This year, they'll be watching with bated breath. Will the presiding officer, Vice President Mike Pence, resist pressure from President Donald Trump and his supporters to write a new script for the proceedings?
U.S. vice presidents, in their constitutional role as president of the Senate, have long presided over the ceremonial certification of the electoral college vote count, even when it has meant turning the reins over to the opposition (see: Dick Cheney, Jan. 6, 2009; Joe Biden, Jan. 6, 2017).
In fact, two modern vice presidents have overseen the most humbling of certifications - their own election losses.
On Jan. 6, 1961, then-Vice President Richard M. Nixon became the first in a century. Massachusetts Sen. John F. Kennedy had beaten him narrowly; plus, many Republicans suspected voter fraud in 11 states, even filing lawsuits in two. (Judges threw both out.) So even though the result of the certification was supposed to be a foregone conclusion, some wondered whether Nixon would really go through with it.
He did, and according to The Washington Post's coverage at the time, he did so jovially.
"Nixon seemed to enjoy doing it," The Post wrote. "Time and again he pumped humor, life and even a little political sense into the nearly two-centuries-old ceremonial."
During the joint session, he asked to make a statement, promising to follow House custom of a one-minute speech, instead of the Senate's unlimited-time rule.
"I do not think we could have a more striking and eloquent example of the stability of our Constitutional system and of the proud tradition of the American people of developing, respecting and honoring institutions of self-government," he said. "In our campaigns, no matter how hard-fought they may be, no matter how close the election may turn out to be, those who lose accept the verdict, and support those who win."
He declared Kennedy the winner and received a standing ovation.
The awkward moment was handled well, but Post correspondent Robert C. Albright's description of the electoral college system that created the situation was unsparing. Perhaps expecting it might be reformed soon, Albright called it "creaky," "archaic," "tired," "no longer dependable" and "America's outworn way of electing its presidents."
The Senate majority leader, he reported, "was confident that one day the electoral college will retire as gracefully as Mr. Nixon did."
Thirteen years later, Nixon retired again - this time, in disgrace. And the "creaky" old electoral system remains.
Four decades later, the country found itself in an even bigger electoral drama, when then-Vice President Al Gore had to certify Tex. Gov. George W. Bush's win, despite Gore's having won the popular vote. The month before, Gore had conceded to Bush after a court battle over the Florida count that went all the way to the Supreme Court.
Like Nixon in 1960, Gore tried to bring "grace and humor" to the proceedings, according to The Post's coverage at the time.

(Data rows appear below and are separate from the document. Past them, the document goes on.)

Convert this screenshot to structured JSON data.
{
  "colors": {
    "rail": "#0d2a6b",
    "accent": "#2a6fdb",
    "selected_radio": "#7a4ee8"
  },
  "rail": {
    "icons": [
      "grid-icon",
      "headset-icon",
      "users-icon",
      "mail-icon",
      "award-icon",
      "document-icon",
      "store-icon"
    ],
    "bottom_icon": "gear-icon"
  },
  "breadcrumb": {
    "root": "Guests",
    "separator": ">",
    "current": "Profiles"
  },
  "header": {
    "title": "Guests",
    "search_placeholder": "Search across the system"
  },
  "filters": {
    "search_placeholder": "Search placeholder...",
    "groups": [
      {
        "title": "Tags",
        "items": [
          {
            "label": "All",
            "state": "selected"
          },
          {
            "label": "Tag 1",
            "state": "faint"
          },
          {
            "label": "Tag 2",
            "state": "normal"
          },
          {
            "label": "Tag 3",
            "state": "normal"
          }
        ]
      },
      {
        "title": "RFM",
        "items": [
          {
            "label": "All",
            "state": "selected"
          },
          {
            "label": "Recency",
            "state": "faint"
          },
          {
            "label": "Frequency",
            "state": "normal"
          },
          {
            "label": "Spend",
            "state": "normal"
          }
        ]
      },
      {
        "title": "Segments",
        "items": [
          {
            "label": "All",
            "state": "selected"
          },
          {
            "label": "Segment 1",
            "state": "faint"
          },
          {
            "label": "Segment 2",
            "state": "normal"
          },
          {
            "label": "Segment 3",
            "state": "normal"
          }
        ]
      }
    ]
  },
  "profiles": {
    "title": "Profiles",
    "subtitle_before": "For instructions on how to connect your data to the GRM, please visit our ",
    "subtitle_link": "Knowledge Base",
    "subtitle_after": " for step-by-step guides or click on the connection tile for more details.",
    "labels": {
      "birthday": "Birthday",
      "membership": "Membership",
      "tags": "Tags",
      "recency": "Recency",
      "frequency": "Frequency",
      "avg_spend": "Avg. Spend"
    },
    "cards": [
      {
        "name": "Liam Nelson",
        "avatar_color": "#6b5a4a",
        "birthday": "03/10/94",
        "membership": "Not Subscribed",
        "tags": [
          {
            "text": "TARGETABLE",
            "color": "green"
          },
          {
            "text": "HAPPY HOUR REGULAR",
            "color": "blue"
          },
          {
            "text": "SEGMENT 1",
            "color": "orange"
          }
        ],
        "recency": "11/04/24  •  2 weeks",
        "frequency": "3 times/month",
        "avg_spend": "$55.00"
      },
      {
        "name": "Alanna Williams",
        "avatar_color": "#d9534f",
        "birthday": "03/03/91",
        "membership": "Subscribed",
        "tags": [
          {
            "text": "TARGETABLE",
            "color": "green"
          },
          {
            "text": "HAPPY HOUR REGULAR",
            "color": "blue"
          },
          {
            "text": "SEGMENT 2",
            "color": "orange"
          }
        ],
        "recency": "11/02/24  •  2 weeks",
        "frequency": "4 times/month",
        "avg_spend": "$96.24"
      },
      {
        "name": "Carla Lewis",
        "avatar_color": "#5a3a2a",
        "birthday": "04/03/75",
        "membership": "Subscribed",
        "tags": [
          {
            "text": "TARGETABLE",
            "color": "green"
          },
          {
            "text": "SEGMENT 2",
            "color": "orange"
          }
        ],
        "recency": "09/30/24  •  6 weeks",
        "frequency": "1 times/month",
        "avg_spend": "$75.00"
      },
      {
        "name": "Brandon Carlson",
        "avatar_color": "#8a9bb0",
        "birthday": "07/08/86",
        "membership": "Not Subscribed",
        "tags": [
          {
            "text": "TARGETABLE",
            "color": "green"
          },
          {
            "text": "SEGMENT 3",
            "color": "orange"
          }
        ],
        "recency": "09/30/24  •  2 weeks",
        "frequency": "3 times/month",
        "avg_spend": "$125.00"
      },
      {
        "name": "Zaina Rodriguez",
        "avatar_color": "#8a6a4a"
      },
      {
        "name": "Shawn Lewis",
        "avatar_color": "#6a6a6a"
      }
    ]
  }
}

As scripted, the roll of states was called in alphabetical order, and when it reached California, which Gore won, he jokingly pumped a fist in the air.
He had "achieved celebrity status," according to The Post's coverage, signing autographs for the assembled lawmakers, congressional staffers and pages. Even then-Speaker J. Dennis Hastert asked Gore to autograph the wooden gavel he used that day. Like Nixon, when he declared Bush the winner - asking God to bless his opponent - Gore drew a standing ovation.
There was an extra awkward cherry on top of the day, though, when the roll reached the state of Florida and a handful of House Democrats raised objections. Most of them, including Rep. Maxine Waters, D-Calif., were members of the Congressional Black Caucus "who share the feeling among black leaders that votes in the largely African American precincts overwhelmingly carried by Gore were not counted because of faulty voting machines, illicit challenges to black voters and other factors," The Post said.
Because no senators signed on to the objections with the House members, Gore was bound by law to refuse to hear the objections, putting him in the position of squelching a last-ditch effort to make him president.
This Jan. 6, things are expected to proceed differently, and not just because Trump has thus far declined the take the "grace and humor" route. Sen. Josh Hawley, R-Mo., has signed on to House Republican objections, meaning that even if Pence acts according to the script, the objections will be heard.
Published : January 02, 2021
By : The Washington Post · Gillian Brockell